> _INSTRUCTIONS TO FOLLOW_:
Find the lines of the material below that include the string "Driver", then copy each one.

:: ENTRIES PROVIDED

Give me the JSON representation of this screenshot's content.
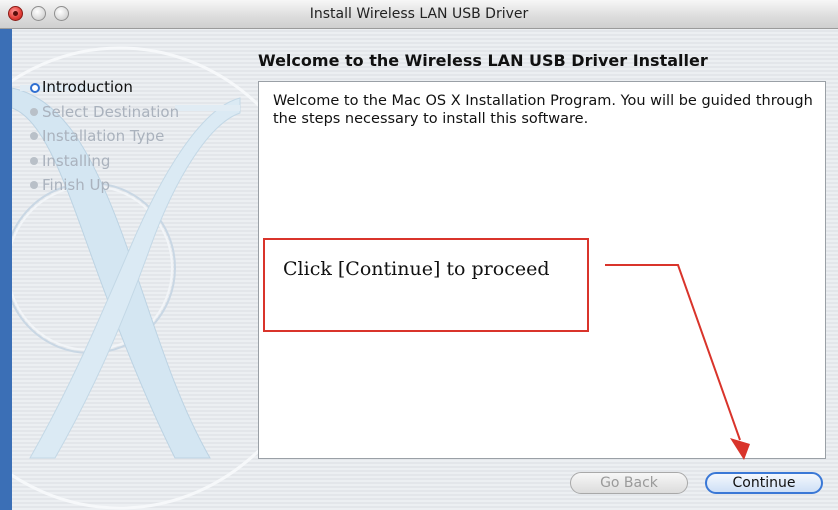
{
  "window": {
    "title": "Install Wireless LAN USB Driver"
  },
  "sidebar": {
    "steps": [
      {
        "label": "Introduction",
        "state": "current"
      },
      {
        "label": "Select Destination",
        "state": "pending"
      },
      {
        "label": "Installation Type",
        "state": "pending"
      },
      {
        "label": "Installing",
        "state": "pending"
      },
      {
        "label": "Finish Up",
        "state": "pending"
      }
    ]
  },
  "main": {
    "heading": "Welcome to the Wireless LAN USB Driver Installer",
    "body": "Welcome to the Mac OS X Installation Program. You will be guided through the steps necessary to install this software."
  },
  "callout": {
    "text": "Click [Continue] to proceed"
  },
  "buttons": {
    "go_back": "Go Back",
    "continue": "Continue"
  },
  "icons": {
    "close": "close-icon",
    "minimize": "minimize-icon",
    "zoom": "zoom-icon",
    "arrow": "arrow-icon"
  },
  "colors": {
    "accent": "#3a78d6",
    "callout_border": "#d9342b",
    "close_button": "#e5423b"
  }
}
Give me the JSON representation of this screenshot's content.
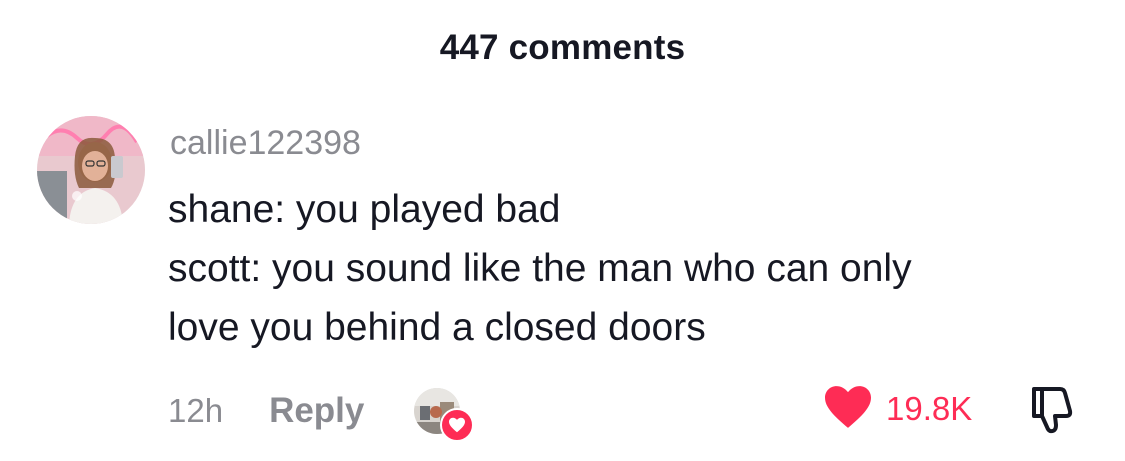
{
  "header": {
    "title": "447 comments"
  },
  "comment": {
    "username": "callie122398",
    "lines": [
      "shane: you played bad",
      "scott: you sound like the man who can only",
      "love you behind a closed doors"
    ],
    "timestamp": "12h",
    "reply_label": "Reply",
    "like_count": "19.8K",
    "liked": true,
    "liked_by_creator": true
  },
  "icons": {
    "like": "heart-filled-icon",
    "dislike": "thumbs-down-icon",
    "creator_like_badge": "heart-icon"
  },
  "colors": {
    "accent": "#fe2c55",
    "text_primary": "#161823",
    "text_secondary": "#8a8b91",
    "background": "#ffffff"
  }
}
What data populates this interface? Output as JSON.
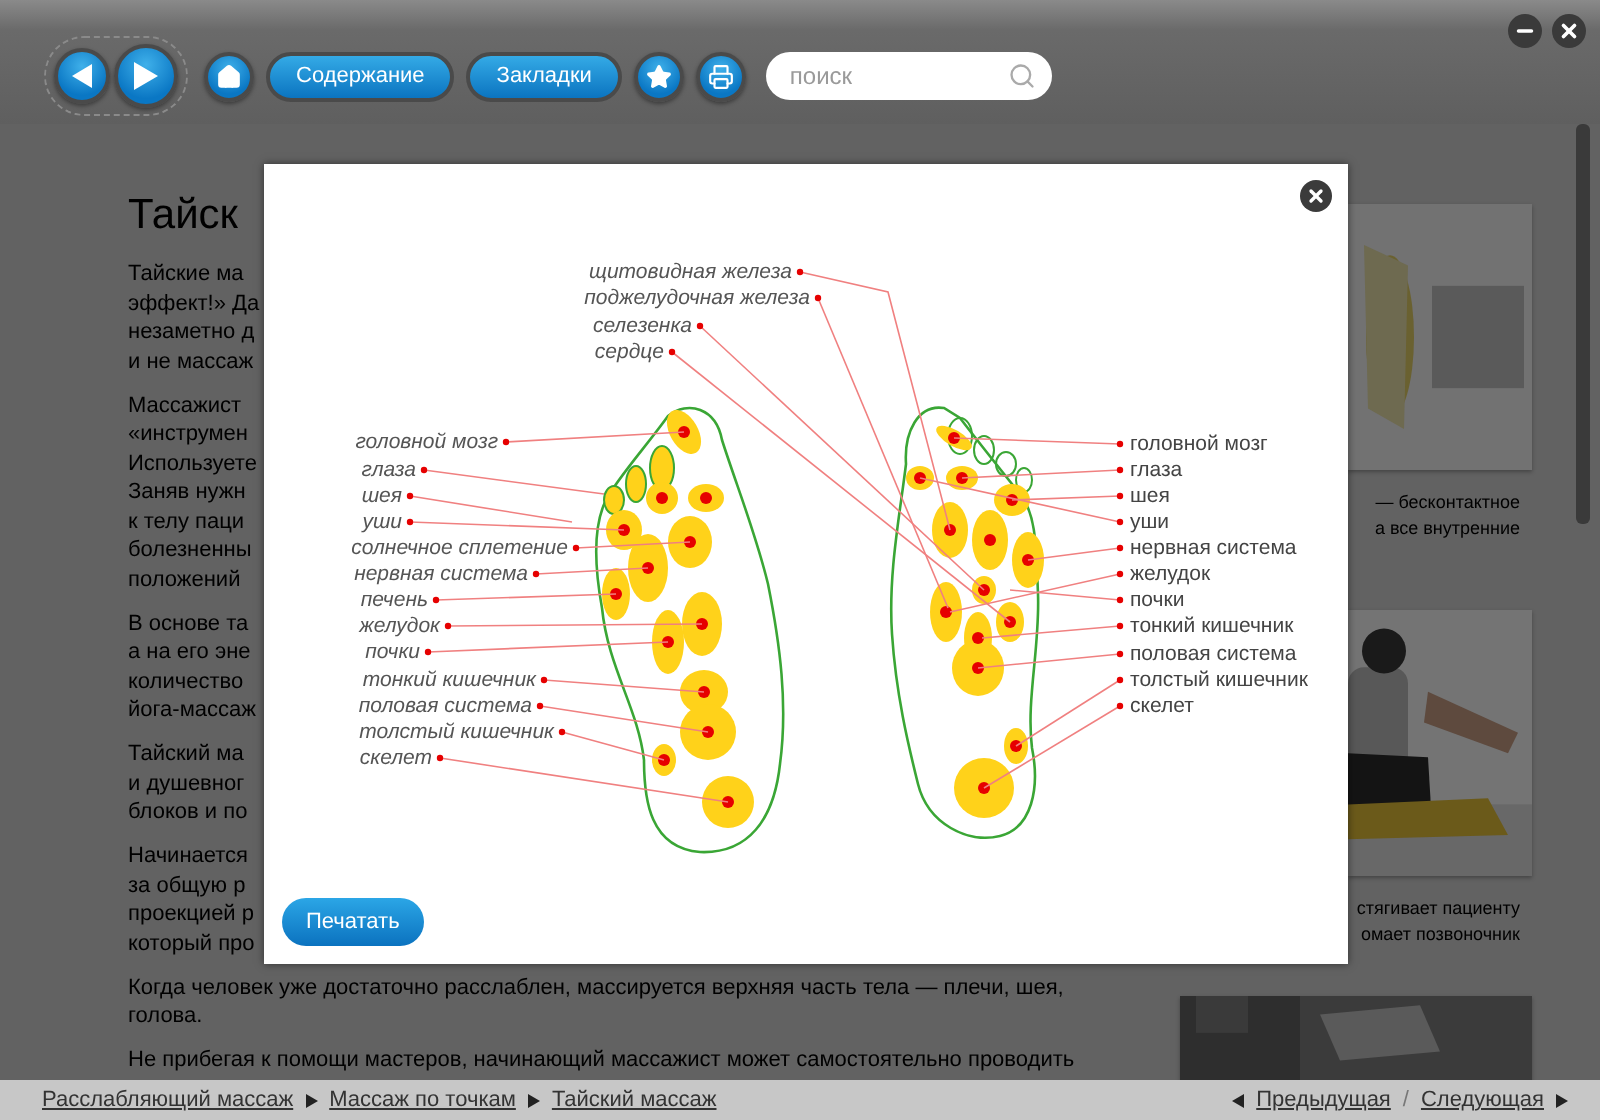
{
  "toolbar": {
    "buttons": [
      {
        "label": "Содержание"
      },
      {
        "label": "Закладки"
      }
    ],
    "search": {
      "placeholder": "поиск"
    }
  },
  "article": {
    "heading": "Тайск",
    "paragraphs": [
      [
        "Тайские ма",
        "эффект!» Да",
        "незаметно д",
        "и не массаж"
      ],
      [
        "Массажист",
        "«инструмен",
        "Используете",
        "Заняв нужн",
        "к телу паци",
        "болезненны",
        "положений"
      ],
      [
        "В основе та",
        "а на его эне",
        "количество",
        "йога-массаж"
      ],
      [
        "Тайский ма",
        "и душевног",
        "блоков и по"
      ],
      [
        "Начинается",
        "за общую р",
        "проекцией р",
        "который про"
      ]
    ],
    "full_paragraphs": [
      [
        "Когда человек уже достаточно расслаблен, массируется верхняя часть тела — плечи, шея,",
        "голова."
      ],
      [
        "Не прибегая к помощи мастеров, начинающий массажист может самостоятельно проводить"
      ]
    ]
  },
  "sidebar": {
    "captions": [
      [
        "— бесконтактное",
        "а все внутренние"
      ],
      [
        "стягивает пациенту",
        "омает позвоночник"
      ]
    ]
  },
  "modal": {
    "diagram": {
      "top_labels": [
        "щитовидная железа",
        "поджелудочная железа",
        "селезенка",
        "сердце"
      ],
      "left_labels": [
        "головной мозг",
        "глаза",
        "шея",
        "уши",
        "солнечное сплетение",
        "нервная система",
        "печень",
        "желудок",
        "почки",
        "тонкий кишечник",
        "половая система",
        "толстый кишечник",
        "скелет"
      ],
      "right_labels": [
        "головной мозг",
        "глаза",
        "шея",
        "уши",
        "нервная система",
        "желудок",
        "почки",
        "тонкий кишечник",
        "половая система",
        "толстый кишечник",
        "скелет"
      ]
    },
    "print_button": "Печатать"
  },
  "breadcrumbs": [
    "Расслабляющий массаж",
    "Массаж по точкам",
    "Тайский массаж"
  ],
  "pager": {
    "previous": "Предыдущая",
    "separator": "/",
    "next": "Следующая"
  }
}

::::

> _EXERCISE RESULT_:
    "title": "Install Wireless LAN USB Driver"
    "heading": "Welcome to the Wireless LAN USB Driver Installer",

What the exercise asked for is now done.